    Form what I can see about RO; Black Finn has been a hot resturant/bar for one year. Their specials have developed a loyal fan base. Maybe the City Council does not see that. Old bars like Wooodies, Fth Ave and Mr Bs, don’t offer these specials and their patronage is not as hip or cool.

    A upstair’s dance floor could help replace the old Rumors that most people miss.

    The parking issue should not be a problem, because dance bars don’t get going until after 10:00pm

    I hope BF gets the approval.

    Thanks,
    HH Mike

  • http://www.midwestguest.com DominiqueKing

    Royal Oak does have a Master Plan, although if memory serves, it’s probably pretty dated.

    Looking…OK, it was adopted in 1999
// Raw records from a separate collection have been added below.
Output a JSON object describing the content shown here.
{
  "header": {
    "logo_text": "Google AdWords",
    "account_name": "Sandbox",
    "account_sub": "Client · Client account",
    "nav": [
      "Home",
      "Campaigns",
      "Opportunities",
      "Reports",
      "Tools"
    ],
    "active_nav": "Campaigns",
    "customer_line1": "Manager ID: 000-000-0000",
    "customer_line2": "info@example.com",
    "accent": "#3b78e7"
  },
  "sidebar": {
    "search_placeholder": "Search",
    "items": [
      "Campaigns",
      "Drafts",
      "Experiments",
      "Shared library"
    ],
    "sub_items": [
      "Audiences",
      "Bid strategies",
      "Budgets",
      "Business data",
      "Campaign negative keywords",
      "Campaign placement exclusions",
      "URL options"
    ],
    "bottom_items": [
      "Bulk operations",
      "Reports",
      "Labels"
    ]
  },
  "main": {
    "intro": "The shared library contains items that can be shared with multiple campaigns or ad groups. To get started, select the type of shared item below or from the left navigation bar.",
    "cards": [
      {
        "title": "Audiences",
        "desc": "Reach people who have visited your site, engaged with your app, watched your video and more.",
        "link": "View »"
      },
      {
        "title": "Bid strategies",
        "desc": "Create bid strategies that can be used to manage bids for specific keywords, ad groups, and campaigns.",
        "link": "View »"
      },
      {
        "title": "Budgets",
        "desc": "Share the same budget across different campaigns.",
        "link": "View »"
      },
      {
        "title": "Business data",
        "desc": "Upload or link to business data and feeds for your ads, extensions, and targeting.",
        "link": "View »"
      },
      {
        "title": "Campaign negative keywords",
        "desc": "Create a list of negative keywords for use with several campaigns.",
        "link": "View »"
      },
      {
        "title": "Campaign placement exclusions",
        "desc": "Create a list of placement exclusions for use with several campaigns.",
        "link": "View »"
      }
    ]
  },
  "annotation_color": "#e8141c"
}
    http://www.ci.royal-oak.mi.us/mp/index.html

  • http://www.midwestguest.com DominiqueKing

    I sat on a city committee eons ago, and whenever questioned about doing something differently, the city administrator basically in charge of reining us all in replied “It hasn’t been the pattern in the past”. That city administrator is long gone, but the attitude is still alive and not-do-well in RO.
    The city seems to err on the side of totally trying to control change, rather than figuring out how to best grow and/or thrive as the city changes.

  • Matt Dibble

    No BBQ (although now it might be coming?) and no Black Finn additional bar and night club. I’m wondering how long we’re going to continue to vote in the people who don’t want our city to grow and change ( and by the way, paying for the extra enforcement is not a “bribe,” it’s covering the cost of what the city will have to pony up in order for them to open their restaurant)
    I’m getting pretty tired of not being properly represented by my city… hey Sean… what are you doing for the next couple of years?

  • http://seandunlop.com/Home.html Sean Dunlop

    Hey Matt, I hear you. I am fed up as well. That is why I decided to run this year for City Commissioner. Our City government needs to mirror what Royal Oak is today. I grew up here and watched it turn into a more interesting place to live, however, we do not need to “control” it’s growth, but rather encourage it.

  • http://www.lostwebforums.com/ LW

    After driving down main street yesterday and seeing signs up in parking lots for ‘$5 PARKING’…. I’ve lost all interest in doing anything in that money sucking city. All the fun has been lost. Its not what it used to be. Five dollar parking? Really? I’ll pay that for a Tigers game, but to grab some sushi at Little Tree or to grab an ice cream from cold stone…. No fricken way. Royal Oak needs to drop this whole charging up the ass thing for parking. No other city does this.

  • Babs

    LW, at least try to change up the words a bit from jr’s (identical) comment!